Pre-Marital Sex: A Must-Have or Morally Wrong?
7 months ago
Sex before marriage is more common than ever, but lovers still face criticism
A simple Google search of "sex before marriage" will land you in a sudden, and conflicting, flurry of concerned inquiries and confident declarations from both prohibitors of and participants in pre-marital sex who engage in conversations -- without ever really coming to a consensus -- about why having it is important, why waiting is beneficial, why it's surely a sin, and why not doing it is ultimately detrimental.
Relationship experts and religious authorities may weigh in, but the question remains, as it has for generations: Should you or shouldn't you?
Following his wedding last month, FOX News columnist Steven Crowder—who "waited sexually in every way" with his wife—declared that they "did it right." If you're feeling judged, Crowder "couldn't care less" because they, the "young, celibate, naive Christian couple," were told their first time would be "awkward and terrible." But, shared Crowder, his wedding was "perfect," especially in comparison to another recently-wedded pair he'd met whose ceremony was simply "one big party [and] another hangover."
Crowder's not-so-subtle advice to society? "If you’re young and wondering whether you should wait, whether you should just give in, do it the world's way and become a live-in harlot/mimbo."
It's that exact slander that sexuality expert Dr. Logan Levkoff, author of "Third Base Ain't What It Used to Be," believes is the issue when talking matters of pre-marital sex—not one's measure of purity.
"The fact that we have a population that vilifies the concept of sex before marriage is a really bad thing," Levkoff said. "We are all sexual beings and choosing to engage in any kind of sex before you have some commitment does not make you a bad person, it makes you very human."
In fact, it makes you part of the majority.
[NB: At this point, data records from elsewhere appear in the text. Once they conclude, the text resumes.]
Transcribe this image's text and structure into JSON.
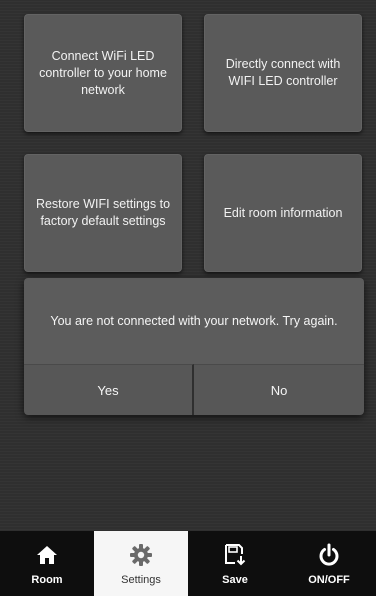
{
  "tiles": [
    {
      "label": "Connect WiFi LED controller to your home network"
    },
    {
      "label": "Directly connect with WIFI LED controller"
    },
    {
      "label": "Restore WIFI settings to factory default settings"
    },
    {
      "label": "Edit room information"
    }
  ],
  "dialog": {
    "message": "You are not connected with your network. Try again.",
    "yes_label": "Yes",
    "no_label": "No"
  },
  "tabbar": {
    "active": "Settings",
    "items": [
      {
        "label": "Room",
        "icon": "home-icon"
      },
      {
        "label": "Settings",
        "icon": "gear-icon"
      },
      {
        "label": "Save",
        "icon": "save-icon"
      },
      {
        "label": "ON/OFF",
        "icon": "power-icon"
      }
    ]
  },
  "colors": {
    "background": "#2f2f2f",
    "tile": "#5a5a5a",
    "tabbar": "#0e0e0e",
    "active_tab": "#f6f6f6"
  }
}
Ninety-three percent of Americans admitted to having pre-marital sex by age 30.
Additionally, Americans are increasingly getting married later in life. As of 2011, the median age of both brides and grooms for their first marriage had never been higher at 26.5 and 28.7 years of age, respectively. In 1960, 72 percent of all adults ages 18 and older were married; today just 51 percent are.
"We are extending our adolescence, giving us greater opportunity than ever before to have multiple sexual partners, multiple jobs and live in multiple parts of the country before we settle into a monogamous partnership," said psychotherapist Dr. Tammy Nelson, author of "Getting the Sex You Want." "This is a time of life where we tend to be 'polysexual' and are encouraged to explore our 'options' before we choose that one person that we want to spend our lives committed to."
And couples who do decide to marry early are no more likely to make it in the long run.